Addiction is a cunning and baffling disease. Its roots are strong, yet addicts and families may be blissfully unaware of all this until after considerable damage has been done. Its method of attack on the family and patient’s sanity and functionality is multi-pronged and multi-leveled. One way it accomplishes this is by attacking the patient’s self-esteem.
The patient and their family may not even be mindful of this change but slowly and surely patients’ paradigms, cognitions about the world at large and especially about themselves change. A few examples of internal thoughts depicting a low sense of self-worth from some of our clients are as follows:
- “I’ll never be able to let go of drugs. This is beyond me”
- “I can’t quit drugs. It’s just too hard. Maybe someone else can but not me”
- “If I need help, it automatically means i lack something”
- “I can only quit drugs if my brother does too. How can I choose or even try something without him”
- “I cannot quit drugs without my family’s 100% support at all times”
- “I was born for this. This is my part of my fate”
- “I’m taking drugs because it makes m forget how pathetic i am.”
- “I was destined to do this. how can i turn against my destiny”
It is entirely understandable for those without a clear understanding of addiction to attribute addiction based actions upon themselves. This can lead to a vicious cycle, where the addict takes drugs, belittles himself for taking drugs with the thinking that if I was a worthwhile person I would be able to stop taking it “because this is all my own doing”. Without knowledge about addiction and its effects on human behavior and thinking, the addict is unable to differentiate his previously healthy self from the dysfunctional addicted self.
Until and unless the patient’s self esteem is worked upon, they may be unable to find the motivation to engage in action necessary for healthy recovery.

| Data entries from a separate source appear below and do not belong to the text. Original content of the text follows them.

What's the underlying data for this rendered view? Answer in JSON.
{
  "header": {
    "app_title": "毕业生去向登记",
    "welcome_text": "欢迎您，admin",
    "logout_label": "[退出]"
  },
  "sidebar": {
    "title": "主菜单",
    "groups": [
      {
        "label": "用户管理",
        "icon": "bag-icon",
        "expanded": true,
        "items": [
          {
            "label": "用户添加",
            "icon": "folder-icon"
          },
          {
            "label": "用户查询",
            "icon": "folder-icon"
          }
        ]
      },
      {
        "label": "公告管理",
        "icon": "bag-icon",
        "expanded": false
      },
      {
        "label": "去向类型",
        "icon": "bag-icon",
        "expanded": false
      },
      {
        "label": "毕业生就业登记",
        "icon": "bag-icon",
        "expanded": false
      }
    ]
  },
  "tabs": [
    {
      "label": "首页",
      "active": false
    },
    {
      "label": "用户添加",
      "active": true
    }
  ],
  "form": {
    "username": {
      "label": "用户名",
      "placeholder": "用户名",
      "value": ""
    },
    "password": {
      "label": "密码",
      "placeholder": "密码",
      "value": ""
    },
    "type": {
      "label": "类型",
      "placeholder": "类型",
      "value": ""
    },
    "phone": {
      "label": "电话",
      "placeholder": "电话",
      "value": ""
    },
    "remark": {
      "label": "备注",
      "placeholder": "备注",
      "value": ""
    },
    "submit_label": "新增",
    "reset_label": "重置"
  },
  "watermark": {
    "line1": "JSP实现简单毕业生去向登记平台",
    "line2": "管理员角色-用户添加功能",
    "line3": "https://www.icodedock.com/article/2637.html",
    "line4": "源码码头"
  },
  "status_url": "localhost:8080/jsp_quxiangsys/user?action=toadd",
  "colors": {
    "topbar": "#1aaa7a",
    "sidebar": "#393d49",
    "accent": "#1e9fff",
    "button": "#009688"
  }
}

“Life is very interesting… in the end, some of your greatest pains, become your greatest strengths.” (Actress Drew Barrymore)